"Our Love Water Grants program can assist and provide added financial support where it's needed most," said Mr Cleary.

Organisations are encouraged to apply for a one-off grant of up to $10,000 to support initiatives that promote water conservation and sustainability and enhance liveability and innovation in our community.

"We're hoping to see innovative applications that showcase different ideas on how to achieve water conservation goals. Whether that’s through community garden projects, irrigation systems or water-efficient appliances.

"We know how much our community loves and values water. A Love Water Grant project is an opportunity to conserve our most precious resource for future generations," said Mr Cleary.
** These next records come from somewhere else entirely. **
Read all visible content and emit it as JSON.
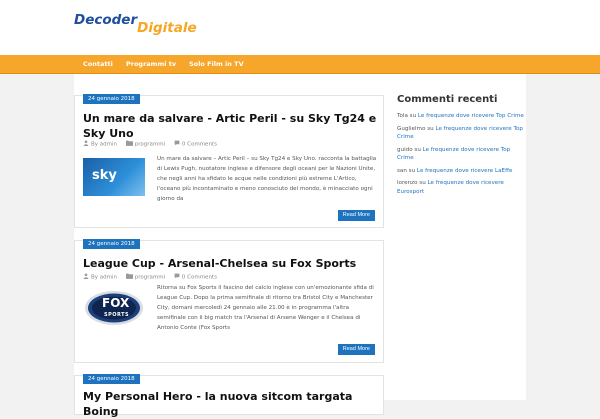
{
  "site": {
    "logo_part1": "Decoder",
    "logo_part2": "Digitale"
  },
  "nav": {
    "items": [
      "Contatti",
      "Programmi tv",
      "Solo Film in TV"
    ]
  },
  "posts": [
    {
      "date": "24 gennaio 2018",
      "title": "Un mare da salvare - Artic Peril - su Sky Tg24 e Sky Uno",
      "meta_author_prefix": "By",
      "author": "admin",
      "category": "programmi",
      "comments": "0 Comments",
      "thumb_label": "sky",
      "excerpt": "Un mare da salvare – Artic Peril – su Sky Tg24 e Sky Uno. racconta la battaglia di Lewis Pugh, nuotatore inglese e difensore degli oceani per le Nazioni Unite, che negli anni ha sfidato le acque nelle condizioni più estreme L'Artico, l'oceano più incontaminato e meno conosciuto del mondo, è minacciato ogni giorno da",
      "read_more": "Read More"
    },
    {
      "date": "24 gennaio 2018",
      "title": "League Cup - Arsenal-Chelsea su Fox Sports",
      "meta_author_prefix": "By",
      "author": "admin",
      "category": "programmi",
      "comments": "0 Comments",
      "thumb_label_line1": "FOX",
      "thumb_label_line2": "SPORTS",
      "excerpt": "Ritorna su Fox Sports il fascino del calcio inglese con un'emozionante sfida di League Cup. Dopo la prima semifinale di ritorno tra Bristol City e Manchester City, domani mercoledì 24 gennaio alle 21.00 è in programma l'altra semifinale con il big match tra l'Arsenal di Arsene Wenger e il Chelsea di Antonio Conte (Fox Sports",
      "read_more": "Read More"
    },
    {
      "date": "24 gennaio 2018",
      "title": "My Personal Hero - la nuova sitcom targata Boing"
    }
  ],
  "sidebar": {
    "title": "Commenti recenti",
    "comments": [
      {
        "author": "Tola",
        "connector": "su",
        "post": "Le frequenze dove ricevere Top Crime"
      },
      {
        "author": "Guglielmo",
        "connector": "su",
        "post": "Le frequenze dove ricevere Top Crime"
      },
      {
        "author": "guido",
        "connector": "su",
        "post": "Le frequenze dove ricevere Top Crime"
      },
      {
        "author": "san",
        "connector": "su",
        "post": "Le frequenze dove ricevere LaEffe"
      },
      {
        "author": "lorenzo",
        "connector": "su",
        "post": "Le frequenze dove ricevere Eurosport"
      }
    ]
  },
  "colors": {
    "brand_blue": "#1e73be",
    "nav_orange": "#f6a62a",
    "logo_blue": "#1f4e9c",
    "logo_orange": "#f5a623"
  },
  "icons": [
    "user-icon",
    "folder-icon",
    "comment-icon"
  ]
}
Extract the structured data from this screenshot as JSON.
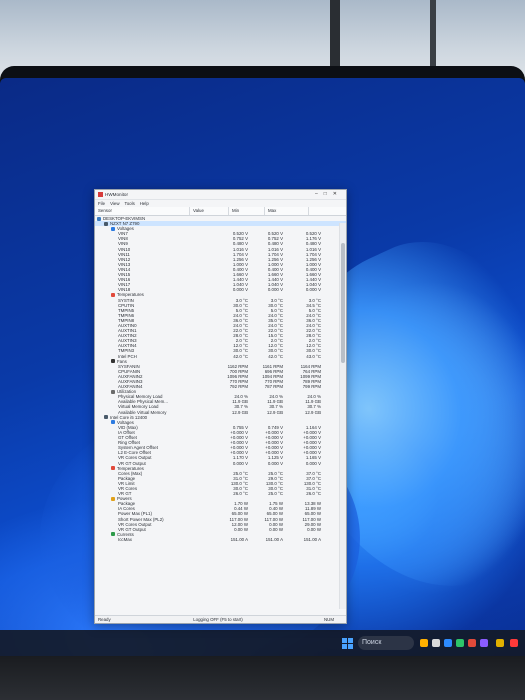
{
  "window": {
    "title": "HWMonitor",
    "menu": [
      "File",
      "View",
      "Tools",
      "Help"
    ],
    "columns": [
      "Sensor",
      "Value",
      "Min",
      "Max"
    ],
    "status": {
      "ready": "Ready",
      "logging": "Logging OFF (F5 to start)",
      "num": "NUM"
    }
  },
  "taskbar": {
    "search_placeholder": "Поиск"
  },
  "rows": [
    {
      "n": "DESKTOP-EKVIMSN",
      "ind": 0,
      "icon": "pc",
      "v": "",
      "mn": "",
      "mx": ""
    },
    {
      "n": "NZXT N7 Z790",
      "ind": 1,
      "icon": "dev",
      "v": "",
      "mn": "",
      "mx": ""
    },
    {
      "n": "Voltages",
      "ind": 2,
      "icon": "volt",
      "v": "",
      "mn": "",
      "mx": ""
    },
    {
      "n": "VIN7",
      "ind": 3,
      "v": "0.520 V",
      "mn": "0.520 V",
      "mx": "0.520 V"
    },
    {
      "n": "VIN8",
      "ind": 3,
      "v": "0.752 V",
      "mn": "0.752 V",
      "mx": "1.176 V"
    },
    {
      "n": "VIN9",
      "ind": 3,
      "v": "0.480 V",
      "mn": "0.480 V",
      "mx": "0.480 V"
    },
    {
      "n": "VIN10",
      "ind": 3,
      "v": "1.016 V",
      "mn": "1.016 V",
      "mx": "1.016 V"
    },
    {
      "n": "VIN11",
      "ind": 3,
      "v": "1.704 V",
      "mn": "1.704 V",
      "mx": "1.704 V"
    },
    {
      "n": "VIN12",
      "ind": 3,
      "v": "1.256 V",
      "mn": "1.256 V",
      "mx": "1.256 V"
    },
    {
      "n": "VIN13",
      "ind": 3,
      "v": "1.000 V",
      "mn": "1.000 V",
      "mx": "1.000 V"
    },
    {
      "n": "VIN14",
      "ind": 3,
      "v": "0.400 V",
      "mn": "0.400 V",
      "mx": "0.400 V"
    },
    {
      "n": "VIN15",
      "ind": 3,
      "v": "1.660 V",
      "mn": "1.660 V",
      "mx": "1.660 V"
    },
    {
      "n": "VIN16",
      "ind": 3,
      "v": "1.440 V",
      "mn": "1.440 V",
      "mx": "1.440 V"
    },
    {
      "n": "VIN17",
      "ind": 3,
      "v": "1.040 V",
      "mn": "1.040 V",
      "mx": "1.040 V"
    },
    {
      "n": "VIN18",
      "ind": 3,
      "v": "0.000 V",
      "mn": "0.000 V",
      "mx": "0.000 V"
    },
    {
      "n": "Temperatures",
      "ind": 2,
      "icon": "temp",
      "v": "",
      "mn": "",
      "mx": ""
    },
    {
      "n": "SYSTIN",
      "ind": 3,
      "v": "3.0 °C",
      "mn": "3.0 °C",
      "mx": "3.0 °C"
    },
    {
      "n": "CPUTIN",
      "ind": 3,
      "v": "30.0 °C",
      "mn": "30.0 °C",
      "mx": "34.5 °C"
    },
    {
      "n": "TMPIN5",
      "ind": 3,
      "v": "5.0 °C",
      "mn": "5.0 °C",
      "mx": "5.0 °C"
    },
    {
      "n": "TMPIN6",
      "ind": 3,
      "v": "24.0 °C",
      "mn": "24.0 °C",
      "mx": "24.0 °C"
    },
    {
      "n": "TMPIN8",
      "ind": 3,
      "v": "36.0 °C",
      "mn": "35.0 °C",
      "mx": "36.0 °C"
    },
    {
      "n": "AUXTIN0",
      "ind": 3,
      "v": "24.0 °C",
      "mn": "24.0 °C",
      "mx": "24.0 °C"
    },
    {
      "n": "AUXTIN1",
      "ind": 3,
      "v": "22.0 °C",
      "mn": "22.0 °C",
      "mx": "22.0 °C"
    },
    {
      "n": "AUXTIN2",
      "ind": 3,
      "v": "28.0 °C",
      "mn": "15.0 °C",
      "mx": "28.0 °C"
    },
    {
      "n": "AUXTIN3",
      "ind": 3,
      "v": "2.0 °C",
      "mn": "2.0 °C",
      "mx": "2.0 °C"
    },
    {
      "n": "AUXTIN4",
      "ind": 3,
      "v": "12.0 °C",
      "mn": "12.0 °C",
      "mx": "12.0 °C"
    },
    {
      "n": "TMPIN3",
      "ind": 3,
      "v": "30.0 °C",
      "mn": "30.0 °C",
      "mx": "30.0 °C"
    },
    {
      "n": "Intel PCH",
      "ind": 3,
      "v": "42.0 °C",
      "mn": "42.0 °C",
      "mx": "43.0 °C"
    },
    {
      "n": "Fans",
      "ind": 2,
      "icon": "fan",
      "v": "",
      "mn": "",
      "mx": ""
    },
    {
      "n": "SYSFANIN",
      "ind": 3,
      "v": "1162 RPM",
      "mn": "1161 RPM",
      "mx": "1164 RPM"
    },
    {
      "n": "CPUFANIN",
      "ind": 3,
      "v": "700 RPM",
      "mn": "696 RPM",
      "mx": "764 RPM"
    },
    {
      "n": "AUXFANIN2",
      "ind": 3,
      "v": "1096 RPM",
      "mn": "1094 RPM",
      "mx": "1099 RPM"
    },
    {
      "n": "AUXFANIN3",
      "ind": 3,
      "v": "770 RPM",
      "mn": "770 RPM",
      "mx": "789 RPM"
    },
    {
      "n": "AUXFANIN4",
      "ind": 3,
      "v": "792 RPM",
      "mn": "787 RPM",
      "mx": "799 RPM"
    },
    {
      "n": "Utilization",
      "ind": 2,
      "icon": "util",
      "v": "",
      "mn": "",
      "mx": ""
    },
    {
      "n": "Physical Memory Load",
      "ind": 3,
      "v": "24.0 %",
      "mn": "24.0 %",
      "mx": "24.0 %"
    },
    {
      "n": "Available Physical Mem...",
      "ind": 3,
      "v": "11.9 GB",
      "mn": "11.9 GB",
      "mx": "11.9 GB"
    },
    {
      "n": "Virtual Memory Load",
      "ind": 3,
      "v": "30.7 %",
      "mn": "30.7 %",
      "mx": "30.7 %"
    },
    {
      "n": "Available Virtual Memory",
      "ind": 3,
      "v": "12.9 GB",
      "mn": "12.9 GB",
      "mx": "12.9 GB"
    },
    {
      "n": "Intel Core i5 12400",
      "ind": 1,
      "icon": "dev",
      "v": "",
      "mn": "",
      "mx": ""
    },
    {
      "n": "Voltages",
      "ind": 2,
      "icon": "volt",
      "v": "",
      "mn": "",
      "mx": ""
    },
    {
      "n": "VID (Max)",
      "ind": 3,
      "v": "0.755 V",
      "mn": "0.749 V",
      "mx": "1.164 V"
    },
    {
      "n": "IA Offset",
      "ind": 3,
      "v": "+0.000 V",
      "mn": "+0.000 V",
      "mx": "+0.000 V"
    },
    {
      "n": "GT Offset",
      "ind": 3,
      "v": "+0.000 V",
      "mn": "+0.000 V",
      "mx": "+0.000 V"
    },
    {
      "n": "Ring Offset",
      "ind": 3,
      "v": "+0.000 V",
      "mn": "+0.000 V",
      "mx": "+0.000 V"
    },
    {
      "n": "System Agent Offset",
      "ind": 3,
      "v": "+0.000 V",
      "mn": "+0.000 V",
      "mx": "+0.000 V"
    },
    {
      "n": "L2 E-Core Offset",
      "ind": 3,
      "v": "+0.000 V",
      "mn": "+0.000 V",
      "mx": "+0.000 V"
    },
    {
      "n": "VR Cores Output",
      "ind": 3,
      "v": "1.170 V",
      "mn": "1.125 V",
      "mx": "1.165 V"
    },
    {
      "n": "VR GT Output",
      "ind": 3,
      "v": "0.000 V",
      "mn": "0.000 V",
      "mx": "0.000 V"
    },
    {
      "n": "Temperatures",
      "ind": 2,
      "icon": "temp",
      "v": "",
      "mn": "",
      "mx": ""
    },
    {
      "n": "Cores (Max)",
      "ind": 3,
      "v": "25.0 °C",
      "mn": "25.0 °C",
      "mx": "37.0 °C"
    },
    {
      "n": "Package",
      "ind": 3,
      "v": "31.0 °C",
      "mn": "29.0 °C",
      "mx": "37.0 °C"
    },
    {
      "n": "VR Limit",
      "ind": 3,
      "v": "130.0 °C",
      "mn": "130.0 °C",
      "mx": "130.0 °C"
    },
    {
      "n": "VR Cores",
      "ind": 3,
      "v": "30.0 °C",
      "mn": "30.0 °C",
      "mx": "31.0 °C"
    },
    {
      "n": "VR GT",
      "ind": 3,
      "v": "26.0 °C",
      "mn": "25.0 °C",
      "mx": "26.0 °C"
    },
    {
      "n": "Powers",
      "ind": 2,
      "icon": "pow",
      "v": "",
      "mn": "",
      "mx": ""
    },
    {
      "n": "Package",
      "ind": 3,
      "v": "1.70 W",
      "mn": "1.75 W",
      "mx": "13.38 W"
    },
    {
      "n": "IA Cores",
      "ind": 3,
      "v": "0.44 W",
      "mn": "0.40 W",
      "mx": "11.89 W"
    },
    {
      "n": "Power Max (PL1)",
      "ind": 3,
      "v": "65.00 W",
      "mn": "65.00 W",
      "mx": "65.00 W"
    },
    {
      "n": "Short Power Max (PL2)",
      "ind": 3,
      "v": "117.00 W",
      "mn": "117.00 W",
      "mx": "117.00 W"
    },
    {
      "n": "VR Cores Output",
      "ind": 3,
      "v": "12.00 W",
      "mn": "0.00 W",
      "mx": "29.00 W"
    },
    {
      "n": "VR GT Output",
      "ind": 3,
      "v": "0.00 W",
      "mn": "0.00 W",
      "mx": "0.00 W"
    },
    {
      "n": "Currents",
      "ind": 2,
      "icon": "cur",
      "v": "",
      "mn": "",
      "mx": ""
    },
    {
      "n": "IccMax",
      "ind": 3,
      "v": "151.00 A",
      "mn": "151.00 A",
      "mx": "151.00 A"
    }
  ]
}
Fig Tree Community Association – a local community garden in Wickham, Newcastle, received close to $6000 last year for its sustainability project. Through grant funding, the garden has facilitated workshops with residents to learn the ancient irrigation practice of making a clay olla.

Fig Tree Association Community Garden Coordinator - Adrian Garner
Fig Tree Association Community Garden Coordinator - Adrian Garner

For Community Garden Coordinator Adrian Garner, the workshops were an opportunity for community members to connect and educate on water conservation techniques, permaculture water design, biodiversity, climatic changes, and the impact this has on community.

"The Love Water grant enabled the development of our water workshops, which have introduced new people to the garden space and kicked off a broad discussion about where our water comes from and how we're going to respond to change.

"When spending time in the garden, we have time to consider how our changing climate impacts plants and animals. We applied for the Love Water Grant so that we could address our garden's resilience to these changes while also bringing awareness to our community.

"I would encourage any organisations thinking about applying to do so. It's hard to think of a more important thing in our lives than water," Mr Garner said.

Applications are open until midnight, Thursday, 14 March. Interested applicants are encouraged to head to http://www.hunterwater.com.au/grants for more information or to apply.